Regarding retirement, I plan to file for retirement from the college the very first day TRS says I qualify. I expect that to be in about 10 years, when I am 60 or 61. And then I plan to grab Social Security at 62, even though the math hypothetically says I should wait. (At my employer, we make full contributions to both.)
I watched both my parents lose the ability to live life entirely on their terms much earlier than they expected. A decade-plus of caregiving has drained me, and I’m also diabetic.
I refuse to hold off on living life on my own terms as early as possible just for the sake of a hypothetical higher payout that I may not even live to enjoy.
Reminds me of a bit of dialogue from The High Cost of Living (an issue of Gaiman’s “Sandman.”). Death comes early for someone and they complain that they didn’t get enough time and it wasn’t fair. Death’s response:
“You get what anyone gets. You get a lifetime.”
The age of decrepitude however varies with the abuse one’s body has been subjected to. I am 63 and about to undergo my 3rd shoulder surgery in less than 10 years.
Many of those rapidly approaching 70 were admonished in their 20s never to trust anyone over 30. It’s disconcerting.
As a meme pointed out, were are now as close to 1980 as 1980 was to 1939.
@JKB: The man who once sang “I hope I die before I get old” is now 77.
The guy who apparently first said “Never trust anyone over 30” is now 81.
@JKB: @Kylopod: Well, I would never trust me.
Based on this comment section, you’re all definitely elderly.
It’s like going to dinner with my parents and some of their friends where I have to sit there silently while they talk to each other about their colons for three solid hours.
That’s similar to the way the term “boomer” is increasingly used as a way to suggest someone is old in spirit regardless of their actual age or generation.
@Stormy Dragon:..I have to sit there silently…
This is just one reason that I eat alone at home.
The other is that I would much rather watch Law and Order DVDs while I dine than listen to a review of anyone’s hospital chart.
I mean, I could join in, I’m just not interested in sharing any colon issues I may or may not be having with the public.
@Stormy Dragon:..I could join in…
As long as my hemorrhoids are sleeping I’m a happy guy.
Yeah, but is he old?
Getting pissed or weirded out because someone somewhere said 65+ is elderly is so fucking retarded.

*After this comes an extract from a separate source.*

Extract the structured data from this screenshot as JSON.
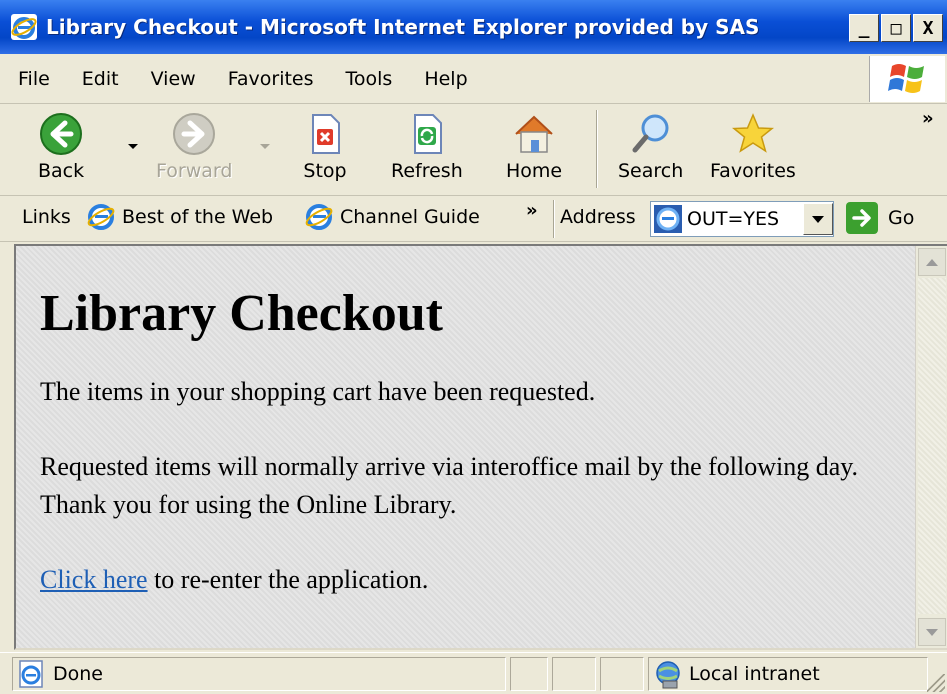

Wink.
Oh my golly the journey that the word “retarded” in American English has had in my lifetime. Wild swings in usage and connotation.
I’m just miffed that Reynolds beat to reviving the word ‘geezer’ in this thread.
I kinda want to be a spinster
Which is actually offensive for a whole different reason, stereotyping members of a particular profession…
What is the male equivalent to “spinster”? Geezer, probably. In the US at least. In the UK “geezer” has a different connotation.
Fogy preceded by old (or fogey, the spelling is not settled), perhaps.
I am approaching geezerhood. Geezer has an interesting etymology.